The principle behind this is that, growing, burning and capturing the CO2 from trees provides greater carbon savings than just leaving them to grow, die and decay. There are however doubts over relying upon unproven technology, the availability of sustainable sources of wood, conflicts with land for food production and the fact it takes years for new tree plantings to grow for harvesting. It is also the case that not all of the CO2 from the transporting, processing and burning of the trees, can be captured.
On the plus side the capturing and storage process itself takes energy and so the exhaust heat from the power station can provide this.
The CCC’s 2050 Net Zero plan involves engineered removals of about 58 Mt of CO2e per annum by 2050, with the various forms of BECCS providing 53 Mt and the other 5 Mt coming to scale in perhaps twenty years in the form of “Direct Air Capture & Storage” (DACCS), in which CO2 is removed from the air and stored.
Offsetting: In simple terms offsetting is the practice in which, instead of reducing your own emissions, you pay someone else to reduce theirs. For example, you can still do this when you fly, by paying for tree planting to offset your emissions.

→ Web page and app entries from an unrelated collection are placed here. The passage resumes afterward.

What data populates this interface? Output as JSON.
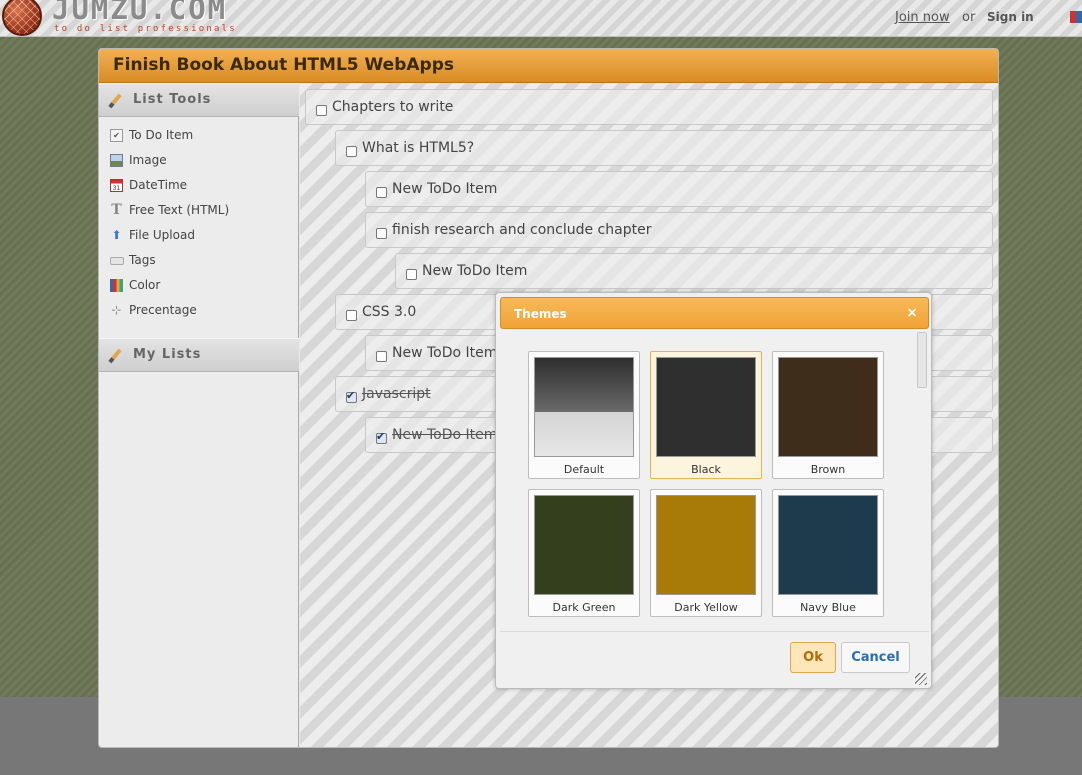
{
  "site": {
    "logo_text": "JUMZU.COM",
    "tagline": "to do list professionals",
    "join_label": "Join now",
    "or_label": "or",
    "signin_label": "Sign in"
  },
  "panel": {
    "title": "Finish Book About HTML5 WebApps"
  },
  "sidebar": {
    "tools_heading": "List Tools",
    "tools": [
      {
        "label": "To Do Item",
        "icon": "checkbox-icon"
      },
      {
        "label": "Image",
        "icon": "image-icon"
      },
      {
        "label": "DateTime",
        "icon": "calendar-icon"
      },
      {
        "label": "Free Text (HTML)",
        "icon": "text-icon"
      },
      {
        "label": "File Upload",
        "icon": "upload-icon"
      },
      {
        "label": "Tags",
        "icon": "tag-icon"
      },
      {
        "label": "Color",
        "icon": "color-icon"
      },
      {
        "label": "Precentage",
        "icon": "percentage-icon"
      }
    ],
    "lists_heading": "My Lists"
  },
  "todos": [
    {
      "label": "Chapters to write",
      "checked": false
    },
    {
      "label": "What is HTML5?",
      "checked": false
    },
    {
      "label": "New ToDo Item",
      "checked": false
    },
    {
      "label": "finish research and conclude chapter",
      "checked": false
    },
    {
      "label": "New ToDo Item",
      "checked": false
    },
    {
      "label": "CSS 3.0",
      "checked": false
    },
    {
      "label": "New ToDo Item",
      "checked": false
    },
    {
      "label": "Javascript",
      "checked": true
    },
    {
      "label": "New ToDo Item",
      "checked": true
    }
  ],
  "dialog": {
    "title": "Themes",
    "close_symbol": "×",
    "themes": [
      {
        "label": "Default",
        "color": "#555555",
        "selected": false
      },
      {
        "label": "Black",
        "color": "#2f2f2f",
        "selected": true
      },
      {
        "label": "Brown",
        "color": "#3f2d1c",
        "selected": false
      },
      {
        "label": "Dark Green",
        "color": "#34401d",
        "selected": false
      },
      {
        "label": "Dark Yellow",
        "color": "#a87a07",
        "selected": false
      },
      {
        "label": "Navy Blue",
        "color": "#1e3a4d",
        "selected": false
      }
    ],
    "ok_label": "Ok",
    "cancel_label": "Cancel"
  },
  "colors": {
    "accent_orange": "#f0a336",
    "ok_text": "#b36a08",
    "cancel_text": "#2a6fad"
  }
}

In the majority of cases offsetting has involved rich industries and individuals paying their poorer cousins but it has also been done on a national basis with one country investing in the NETs of another or, as indicated by the CCC, rather than struggling to reduce its own emissions, the UK might instead increase foreign aid to assist other nations to reduce theirs.
This practice may well have been an incentive in the past for industries and nations but the majority of countries have signed up to the Paris agreement and, with fair carbon budget allocations, each can look after their own, in other words it is fallacious to pay for someone to do something they were bound to do anyway and, in order to reduce emissions as fast as possible, the best approach, as set out in the Paris Agreement, is for the rich to reduce their own emissions and assist the poor to do the same.
ACT is planning its strategy over the next 6 months and could really do with some help. We are looking for a few extra people to help out for perhaps an hour or two a week with either committee or hands-on work.
You don’t have to be an expert in anything; what we need is your enthusiasm so, if you’d like to get involved, please fill in this questionnaire with some information about your interests and skills and we will get back to you.